Exercise
Count every line in the data below where the word "date" appears, then state only that count.

Supplied material
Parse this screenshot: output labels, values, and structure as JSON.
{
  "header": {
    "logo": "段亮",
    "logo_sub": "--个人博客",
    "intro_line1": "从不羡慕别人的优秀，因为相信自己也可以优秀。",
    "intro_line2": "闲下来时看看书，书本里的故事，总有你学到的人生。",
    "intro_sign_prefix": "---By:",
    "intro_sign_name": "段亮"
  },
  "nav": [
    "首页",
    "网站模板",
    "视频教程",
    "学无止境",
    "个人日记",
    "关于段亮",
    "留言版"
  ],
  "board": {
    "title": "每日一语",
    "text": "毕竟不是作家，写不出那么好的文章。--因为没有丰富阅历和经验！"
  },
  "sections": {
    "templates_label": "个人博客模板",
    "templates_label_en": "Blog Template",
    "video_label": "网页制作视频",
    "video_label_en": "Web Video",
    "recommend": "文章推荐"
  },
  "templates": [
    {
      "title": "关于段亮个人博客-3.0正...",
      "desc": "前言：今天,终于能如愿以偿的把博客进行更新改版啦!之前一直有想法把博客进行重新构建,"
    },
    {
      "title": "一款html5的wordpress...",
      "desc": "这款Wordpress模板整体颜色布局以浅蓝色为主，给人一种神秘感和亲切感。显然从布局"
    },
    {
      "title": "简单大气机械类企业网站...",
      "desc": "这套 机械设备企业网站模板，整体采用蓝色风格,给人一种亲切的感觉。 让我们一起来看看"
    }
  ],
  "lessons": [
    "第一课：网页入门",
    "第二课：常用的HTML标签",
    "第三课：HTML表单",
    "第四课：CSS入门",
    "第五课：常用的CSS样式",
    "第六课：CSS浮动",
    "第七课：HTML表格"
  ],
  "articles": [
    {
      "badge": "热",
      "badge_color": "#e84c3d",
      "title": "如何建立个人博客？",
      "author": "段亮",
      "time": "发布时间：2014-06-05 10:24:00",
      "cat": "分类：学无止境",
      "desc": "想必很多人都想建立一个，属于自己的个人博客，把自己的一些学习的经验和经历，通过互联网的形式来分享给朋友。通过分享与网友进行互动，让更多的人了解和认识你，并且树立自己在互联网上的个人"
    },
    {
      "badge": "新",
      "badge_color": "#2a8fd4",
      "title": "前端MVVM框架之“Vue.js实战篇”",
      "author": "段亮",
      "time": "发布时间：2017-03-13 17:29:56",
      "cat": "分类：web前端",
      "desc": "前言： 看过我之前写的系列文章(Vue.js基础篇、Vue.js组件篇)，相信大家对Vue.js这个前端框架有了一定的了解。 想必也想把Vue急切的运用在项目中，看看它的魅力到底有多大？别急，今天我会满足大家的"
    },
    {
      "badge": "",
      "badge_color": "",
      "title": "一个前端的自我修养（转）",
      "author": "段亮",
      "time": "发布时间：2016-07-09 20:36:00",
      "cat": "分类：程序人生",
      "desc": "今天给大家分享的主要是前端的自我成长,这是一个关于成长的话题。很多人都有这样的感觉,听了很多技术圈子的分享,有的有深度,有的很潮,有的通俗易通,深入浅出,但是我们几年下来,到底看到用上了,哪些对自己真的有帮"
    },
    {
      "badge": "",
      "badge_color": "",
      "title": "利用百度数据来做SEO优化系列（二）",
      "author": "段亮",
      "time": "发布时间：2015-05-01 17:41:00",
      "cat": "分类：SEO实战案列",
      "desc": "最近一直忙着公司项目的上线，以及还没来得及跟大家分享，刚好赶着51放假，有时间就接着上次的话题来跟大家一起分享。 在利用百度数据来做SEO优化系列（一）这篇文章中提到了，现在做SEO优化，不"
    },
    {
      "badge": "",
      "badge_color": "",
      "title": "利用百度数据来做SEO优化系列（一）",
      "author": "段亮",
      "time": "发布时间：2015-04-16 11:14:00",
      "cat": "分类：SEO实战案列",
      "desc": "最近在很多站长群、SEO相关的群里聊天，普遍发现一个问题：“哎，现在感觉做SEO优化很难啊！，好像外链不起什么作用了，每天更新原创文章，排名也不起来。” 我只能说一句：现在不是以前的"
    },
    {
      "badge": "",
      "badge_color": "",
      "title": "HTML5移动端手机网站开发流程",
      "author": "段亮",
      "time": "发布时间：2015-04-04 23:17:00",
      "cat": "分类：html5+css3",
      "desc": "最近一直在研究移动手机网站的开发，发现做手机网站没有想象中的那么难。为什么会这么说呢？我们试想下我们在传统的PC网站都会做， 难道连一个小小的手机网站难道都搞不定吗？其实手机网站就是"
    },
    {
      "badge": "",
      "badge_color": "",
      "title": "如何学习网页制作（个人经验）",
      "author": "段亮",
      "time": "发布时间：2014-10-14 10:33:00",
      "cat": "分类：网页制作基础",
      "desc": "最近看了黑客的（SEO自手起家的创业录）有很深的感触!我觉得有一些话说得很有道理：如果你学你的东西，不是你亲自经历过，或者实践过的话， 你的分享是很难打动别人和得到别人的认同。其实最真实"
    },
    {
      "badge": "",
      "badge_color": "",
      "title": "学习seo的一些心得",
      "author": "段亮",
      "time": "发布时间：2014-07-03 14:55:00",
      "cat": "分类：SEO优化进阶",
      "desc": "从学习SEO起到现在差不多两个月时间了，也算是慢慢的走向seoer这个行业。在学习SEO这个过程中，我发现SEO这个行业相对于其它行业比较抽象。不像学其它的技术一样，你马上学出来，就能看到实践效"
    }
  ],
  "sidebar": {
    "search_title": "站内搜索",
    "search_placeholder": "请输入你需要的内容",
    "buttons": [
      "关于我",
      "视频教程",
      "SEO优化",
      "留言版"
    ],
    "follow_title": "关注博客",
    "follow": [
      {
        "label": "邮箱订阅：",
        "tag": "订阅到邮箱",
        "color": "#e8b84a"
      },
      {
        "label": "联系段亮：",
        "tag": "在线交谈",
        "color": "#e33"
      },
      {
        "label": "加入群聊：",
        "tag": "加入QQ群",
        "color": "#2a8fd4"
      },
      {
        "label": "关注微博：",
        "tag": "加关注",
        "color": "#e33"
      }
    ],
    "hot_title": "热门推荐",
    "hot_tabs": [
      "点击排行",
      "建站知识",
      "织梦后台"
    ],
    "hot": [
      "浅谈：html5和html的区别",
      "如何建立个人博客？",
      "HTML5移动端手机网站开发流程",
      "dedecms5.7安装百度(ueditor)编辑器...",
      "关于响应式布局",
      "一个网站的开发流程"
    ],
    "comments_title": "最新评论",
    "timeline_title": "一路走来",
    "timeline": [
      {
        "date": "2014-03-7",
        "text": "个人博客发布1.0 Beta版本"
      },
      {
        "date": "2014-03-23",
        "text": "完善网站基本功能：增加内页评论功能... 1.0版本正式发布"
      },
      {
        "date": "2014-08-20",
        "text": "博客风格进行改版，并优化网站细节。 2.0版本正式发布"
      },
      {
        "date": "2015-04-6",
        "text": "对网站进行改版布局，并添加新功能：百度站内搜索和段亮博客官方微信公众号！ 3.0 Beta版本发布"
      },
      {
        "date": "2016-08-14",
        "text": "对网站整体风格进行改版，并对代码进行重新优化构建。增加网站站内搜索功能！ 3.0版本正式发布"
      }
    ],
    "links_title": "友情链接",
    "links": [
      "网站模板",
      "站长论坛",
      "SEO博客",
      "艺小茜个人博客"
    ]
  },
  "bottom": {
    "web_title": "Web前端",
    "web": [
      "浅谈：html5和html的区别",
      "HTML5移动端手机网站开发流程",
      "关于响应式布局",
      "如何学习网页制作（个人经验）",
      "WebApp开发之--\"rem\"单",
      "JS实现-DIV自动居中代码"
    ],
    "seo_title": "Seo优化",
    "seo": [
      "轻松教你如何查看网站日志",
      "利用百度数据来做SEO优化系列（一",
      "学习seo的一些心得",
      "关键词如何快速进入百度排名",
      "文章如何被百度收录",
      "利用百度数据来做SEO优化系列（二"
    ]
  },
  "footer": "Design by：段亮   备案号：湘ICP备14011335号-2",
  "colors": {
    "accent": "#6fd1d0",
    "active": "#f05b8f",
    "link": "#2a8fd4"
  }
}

Written solution
5